Saved data entries
□ □ □ □ □ □ □
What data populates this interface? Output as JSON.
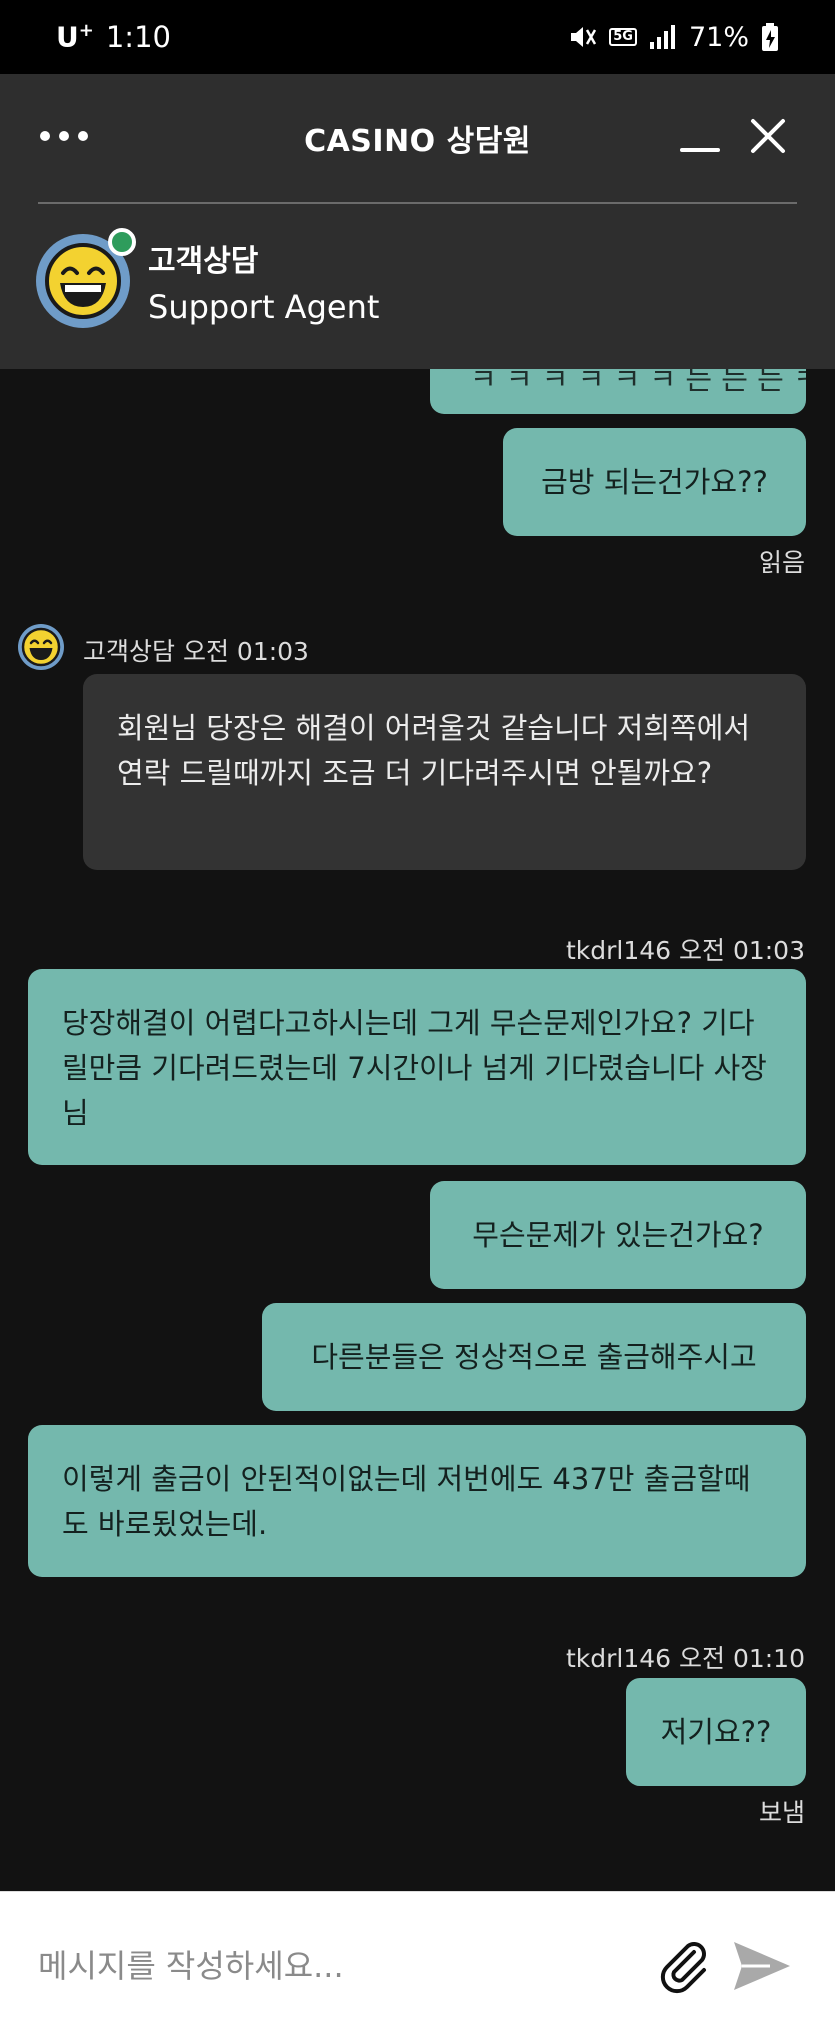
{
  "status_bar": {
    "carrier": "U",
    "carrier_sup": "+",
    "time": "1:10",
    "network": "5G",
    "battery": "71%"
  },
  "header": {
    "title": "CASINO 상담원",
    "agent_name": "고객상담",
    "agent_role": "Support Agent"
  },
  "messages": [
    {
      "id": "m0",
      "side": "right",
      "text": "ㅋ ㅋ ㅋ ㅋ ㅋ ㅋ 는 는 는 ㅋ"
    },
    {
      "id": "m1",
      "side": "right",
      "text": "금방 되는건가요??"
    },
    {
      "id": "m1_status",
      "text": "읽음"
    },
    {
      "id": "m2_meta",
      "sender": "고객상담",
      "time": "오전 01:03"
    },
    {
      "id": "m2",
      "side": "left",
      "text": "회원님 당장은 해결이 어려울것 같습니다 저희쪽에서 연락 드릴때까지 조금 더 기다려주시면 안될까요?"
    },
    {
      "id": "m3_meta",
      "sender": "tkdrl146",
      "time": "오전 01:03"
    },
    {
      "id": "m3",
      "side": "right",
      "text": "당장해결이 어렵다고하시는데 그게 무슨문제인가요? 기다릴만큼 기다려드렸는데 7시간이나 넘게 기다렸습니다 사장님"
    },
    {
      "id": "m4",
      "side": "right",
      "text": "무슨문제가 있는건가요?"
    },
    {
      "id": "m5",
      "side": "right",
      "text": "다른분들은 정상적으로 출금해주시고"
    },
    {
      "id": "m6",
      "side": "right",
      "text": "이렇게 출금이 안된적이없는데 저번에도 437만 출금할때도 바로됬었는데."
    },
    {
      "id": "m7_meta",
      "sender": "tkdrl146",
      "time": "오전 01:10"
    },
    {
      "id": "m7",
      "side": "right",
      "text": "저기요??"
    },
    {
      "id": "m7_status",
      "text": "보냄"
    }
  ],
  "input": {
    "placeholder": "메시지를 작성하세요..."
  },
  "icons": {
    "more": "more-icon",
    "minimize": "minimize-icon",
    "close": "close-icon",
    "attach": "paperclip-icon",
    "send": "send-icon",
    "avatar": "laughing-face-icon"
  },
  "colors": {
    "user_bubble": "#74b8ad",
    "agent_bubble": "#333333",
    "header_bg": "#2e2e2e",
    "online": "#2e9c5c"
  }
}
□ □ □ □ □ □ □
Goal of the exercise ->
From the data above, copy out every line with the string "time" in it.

Written answer ->
    "time": "1:10",
      "time": "오전 01:03"
      "time": "오전 01:03"
      "time": "오전 01:10"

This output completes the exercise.